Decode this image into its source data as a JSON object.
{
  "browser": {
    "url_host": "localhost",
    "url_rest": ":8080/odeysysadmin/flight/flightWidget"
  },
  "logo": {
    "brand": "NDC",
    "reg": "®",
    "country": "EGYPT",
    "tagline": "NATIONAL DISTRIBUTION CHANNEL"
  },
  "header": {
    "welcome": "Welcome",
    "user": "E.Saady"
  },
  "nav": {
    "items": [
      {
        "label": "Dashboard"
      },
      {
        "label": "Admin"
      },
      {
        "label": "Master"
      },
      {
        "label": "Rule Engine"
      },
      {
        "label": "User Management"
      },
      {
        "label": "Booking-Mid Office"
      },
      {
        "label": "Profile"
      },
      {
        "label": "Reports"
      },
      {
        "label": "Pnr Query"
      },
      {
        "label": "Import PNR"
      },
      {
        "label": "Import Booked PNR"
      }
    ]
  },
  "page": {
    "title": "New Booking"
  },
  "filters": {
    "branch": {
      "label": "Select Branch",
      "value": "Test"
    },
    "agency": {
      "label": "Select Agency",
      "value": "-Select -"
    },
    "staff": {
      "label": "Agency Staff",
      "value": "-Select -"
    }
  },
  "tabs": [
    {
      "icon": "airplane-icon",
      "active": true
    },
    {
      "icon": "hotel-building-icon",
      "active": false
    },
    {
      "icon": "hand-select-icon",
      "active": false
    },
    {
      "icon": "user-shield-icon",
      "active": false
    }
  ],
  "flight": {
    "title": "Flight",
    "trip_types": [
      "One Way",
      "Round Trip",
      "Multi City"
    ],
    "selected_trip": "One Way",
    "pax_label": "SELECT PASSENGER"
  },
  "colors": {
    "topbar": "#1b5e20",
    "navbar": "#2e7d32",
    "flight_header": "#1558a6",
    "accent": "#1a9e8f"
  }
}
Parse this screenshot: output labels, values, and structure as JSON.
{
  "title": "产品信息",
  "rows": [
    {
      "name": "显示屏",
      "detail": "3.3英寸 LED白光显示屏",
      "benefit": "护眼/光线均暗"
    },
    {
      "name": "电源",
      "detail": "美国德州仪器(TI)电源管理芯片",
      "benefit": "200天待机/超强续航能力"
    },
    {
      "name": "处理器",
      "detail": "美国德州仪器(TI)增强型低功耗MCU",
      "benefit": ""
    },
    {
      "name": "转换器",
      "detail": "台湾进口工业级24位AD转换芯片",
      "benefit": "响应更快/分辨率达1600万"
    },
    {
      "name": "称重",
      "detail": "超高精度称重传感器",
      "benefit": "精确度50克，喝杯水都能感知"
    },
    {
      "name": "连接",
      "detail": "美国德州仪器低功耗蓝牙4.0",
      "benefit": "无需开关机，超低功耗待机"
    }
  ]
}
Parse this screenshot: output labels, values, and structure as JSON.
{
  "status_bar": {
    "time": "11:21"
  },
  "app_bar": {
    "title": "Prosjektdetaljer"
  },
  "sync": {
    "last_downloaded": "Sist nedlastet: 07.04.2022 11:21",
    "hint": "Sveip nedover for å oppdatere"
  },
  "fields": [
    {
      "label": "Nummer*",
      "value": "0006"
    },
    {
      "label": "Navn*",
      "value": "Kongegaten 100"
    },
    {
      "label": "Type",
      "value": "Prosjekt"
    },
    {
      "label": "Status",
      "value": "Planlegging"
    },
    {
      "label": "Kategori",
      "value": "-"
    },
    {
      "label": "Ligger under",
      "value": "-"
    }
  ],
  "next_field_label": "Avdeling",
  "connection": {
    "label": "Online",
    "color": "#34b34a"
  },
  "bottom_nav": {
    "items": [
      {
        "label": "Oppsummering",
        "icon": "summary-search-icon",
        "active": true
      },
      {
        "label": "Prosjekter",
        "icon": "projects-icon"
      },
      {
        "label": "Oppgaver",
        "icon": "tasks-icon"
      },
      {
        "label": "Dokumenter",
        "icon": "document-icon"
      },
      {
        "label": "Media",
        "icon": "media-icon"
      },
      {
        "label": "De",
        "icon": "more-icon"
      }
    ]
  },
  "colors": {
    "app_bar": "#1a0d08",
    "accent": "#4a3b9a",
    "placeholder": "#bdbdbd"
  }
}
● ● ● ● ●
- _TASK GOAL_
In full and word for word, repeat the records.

- _OUTPUT_
Decode this image into its source data as a JSON object.
{
  "browser": {
    "url_host": "localhost",
    "url_rest": ":8080/odeysysadmin/flight/flightWidget"
  },
  "logo": {
    "brand": "NDC",
    "reg": "®",
    "country": "EGYPT",
    "tagline": "NATIONAL DISTRIBUTION CHANNEL"
  },
  "header": {
    "welcome": "Welcome",
    "user": "E.Saady"
  },
  "nav": {
    "items": [
      {
        "label": "Dashboard"
      },
      {
        "label": "Admin"
      },
      {
        "label": "Master"
      },
      {
        "label": "Rule Engine"
      },
      {
        "label": "User Management"
      },
      {
        "label": "Booking-Mid Office"
      },
      {
        "label": "Profile"
      },
      {
        "label": "Reports"
      },
      {
        "label": "Pnr Query"
      },
      {
        "label": "Import PNR"
      },
      {
        "label": "Import Booked PNR"
      }
    ]
  },
  "page": {
    "title": "New Booking"
  },
  "filters": {
    "branch": {
      "label": "Select Branch",
      "value": "Test"
    },
    "agency": {
      "label": "Select Agency",
      "value": "-Select -"
    },
    "staff": {
      "label": "Agency Staff",
      "value": "-Select -"
    }
  },
  "tabs": [
    {
      "icon": "airplane-icon",
      "active": true
    },
    {
      "icon": "hotel-building-icon",
      "active": false
    },
    {
      "icon": "hand-select-icon",
      "active": false
    },
    {
      "icon": "user-shield-icon",
      "active": false
    }
  ],
  "flight": {
    "title": "Flight",
    "trip_types": [
      "One Way",
      "Round Trip",
      "Multi City"
    ],
    "selected_trip": "One Way",
    "pax_label": "SELECT PASSENGER"
  },
  "colors": {
    "topbar": "#1b5e20",
    "navbar": "#2e7d32",
    "flight_header": "#1558a6",
    "accent": "#1a9e8f"
  }
}
Parse this screenshot: output labels, values, and structure as JSON.
{
  "title": "产品信息",
  "rows": [
    {
      "name": "显示屏",
      "detail": "3.3英寸 LED白光显示屏",
      "benefit": "护眼/光线均暗"
    },
    {
      "name": "电源",
      "detail": "美国德州仪器(TI)电源管理芯片",
      "benefit": "200天待机/超强续航能力"
    },
    {
      "name": "处理器",
      "detail": "美国德州仪器(TI)增强型低功耗MCU",
      "benefit": ""
    },
    {
      "name": "转换器",
      "detail": "台湾进口工业级24位AD转换芯片",
      "benefit": "响应更快/分辨率达1600万"
    },
    {
      "name": "称重",
      "detail": "超高精度称重传感器",
      "benefit": "精确度50克，喝杯水都能感知"
    },
    {
      "name": "连接",
      "detail": "美国德州仪器低功耗蓝牙4.0",
      "benefit": "无需开关机，超低功耗待机"
    }
  ]
}
Parse this screenshot: output labels, values, and structure as JSON.
{
  "status_bar": {
    "time": "11:21"
  },
  "app_bar": {
    "title": "Prosjektdetaljer"
  },
  "sync": {
    "last_downloaded": "Sist nedlastet: 07.04.2022 11:21",
    "hint": "Sveip nedover for å oppdatere"
  },
  "fields": [
    {
      "label": "Nummer*",
      "value": "0006"
    },
    {
      "label": "Navn*",
      "value": "Kongegaten 100"
    },
    {
      "label": "Type",
      "value": "Prosjekt"
    },
    {
      "label": "Status",
      "value": "Planlegging"
    },
    {
      "label": "Kategori",
      "value": "-"
    },
    {
      "label": "Ligger under",
      "value": "-"
    }
  ],
  "next_field_label": "Avdeling",
  "connection": {
    "label": "Online",
    "color": "#34b34a"
  },
  "bottom_nav": {
    "items": [
      {
        "label": "Oppsummering",
        "icon": "summary-search-icon",
        "active": true
      },
      {
        "label": "Prosjekter",
        "icon": "projects-icon"
      },
      {
        "label": "Oppgaver",
        "icon": "tasks-icon"
      },
      {
        "label": "Dokumenter",
        "icon": "document-icon"
      },
      {
        "label": "Media",
        "icon": "media-icon"
      },
      {
        "label": "De",
        "icon": "more-icon"
      }
    ]
  },
  "colors": {
    "app_bar": "#1a0d08",
    "accent": "#4a3b9a",
    "placeholder": "#bdbdbd"
  }
}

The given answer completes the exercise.